K & C: Notionally the blockchain cohort making similar claims would be the main ones, but we believe that they are more likely to become adopters over time to provide non-repudiation and to eliminate username/password authentication which has proven to be so risky. Technically, Solid/Inrupt is somewhat similar with their data pods, but they curiously have no built-in encryption at all and are enterprise-focused where we are developer/apps/consumer focused.

P: What’s your revenue model and how do you plan for it to be sustainable?

K & C: Our revenue model is simply to charge for custom atSigns (like a domain registrar). We also offer free atSigns (unlike a domain registrar). We support developers by paying up to 20% commission of the atSign purchases that come from their application as an incentive to create fully privacy compliant applications.

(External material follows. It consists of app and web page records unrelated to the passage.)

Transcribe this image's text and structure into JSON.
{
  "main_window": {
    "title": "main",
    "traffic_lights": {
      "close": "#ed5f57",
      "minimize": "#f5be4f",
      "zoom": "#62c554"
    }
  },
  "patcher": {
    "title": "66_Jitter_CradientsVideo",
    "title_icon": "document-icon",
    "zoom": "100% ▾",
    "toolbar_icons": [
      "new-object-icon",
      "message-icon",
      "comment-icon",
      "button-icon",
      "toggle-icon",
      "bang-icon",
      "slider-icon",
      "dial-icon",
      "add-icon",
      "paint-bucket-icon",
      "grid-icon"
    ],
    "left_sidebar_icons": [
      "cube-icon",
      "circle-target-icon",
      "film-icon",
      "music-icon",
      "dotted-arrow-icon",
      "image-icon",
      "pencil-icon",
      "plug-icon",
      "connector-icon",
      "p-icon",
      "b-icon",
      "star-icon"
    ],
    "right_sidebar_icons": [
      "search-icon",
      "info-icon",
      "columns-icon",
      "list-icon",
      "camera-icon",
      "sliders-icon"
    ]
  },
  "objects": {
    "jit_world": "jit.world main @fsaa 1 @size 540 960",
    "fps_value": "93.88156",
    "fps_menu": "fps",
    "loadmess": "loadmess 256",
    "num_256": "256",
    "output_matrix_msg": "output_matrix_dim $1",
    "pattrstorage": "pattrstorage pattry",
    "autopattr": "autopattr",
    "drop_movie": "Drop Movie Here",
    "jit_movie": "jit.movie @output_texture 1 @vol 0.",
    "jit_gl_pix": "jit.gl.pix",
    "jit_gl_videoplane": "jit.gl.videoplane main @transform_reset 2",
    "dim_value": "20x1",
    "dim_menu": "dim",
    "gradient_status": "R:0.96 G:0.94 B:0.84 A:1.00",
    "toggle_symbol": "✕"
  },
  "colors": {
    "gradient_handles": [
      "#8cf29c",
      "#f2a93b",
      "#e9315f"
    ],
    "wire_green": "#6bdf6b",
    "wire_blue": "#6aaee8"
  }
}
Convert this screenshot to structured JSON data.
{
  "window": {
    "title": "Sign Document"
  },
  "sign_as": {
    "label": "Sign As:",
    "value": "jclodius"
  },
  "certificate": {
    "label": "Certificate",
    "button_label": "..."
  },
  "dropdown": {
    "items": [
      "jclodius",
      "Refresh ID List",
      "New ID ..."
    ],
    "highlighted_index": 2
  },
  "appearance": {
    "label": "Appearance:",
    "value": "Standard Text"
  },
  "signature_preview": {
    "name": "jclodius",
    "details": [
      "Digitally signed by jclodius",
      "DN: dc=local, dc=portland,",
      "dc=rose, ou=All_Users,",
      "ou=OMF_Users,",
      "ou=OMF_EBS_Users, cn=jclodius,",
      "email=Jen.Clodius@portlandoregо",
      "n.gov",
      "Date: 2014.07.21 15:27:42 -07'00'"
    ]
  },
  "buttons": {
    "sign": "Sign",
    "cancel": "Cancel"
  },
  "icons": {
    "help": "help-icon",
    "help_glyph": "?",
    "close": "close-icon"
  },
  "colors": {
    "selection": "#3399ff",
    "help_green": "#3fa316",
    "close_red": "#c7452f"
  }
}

Atsign is a tech startup committed to transforming how the modern Internet treats people’s data. To learn more about Atsign Fand their mission, check out their website.




Atsign is a team of diverse, distributed, and dedicated people. Our open-source technology provides the building blocks for Networking 2.0 experiences.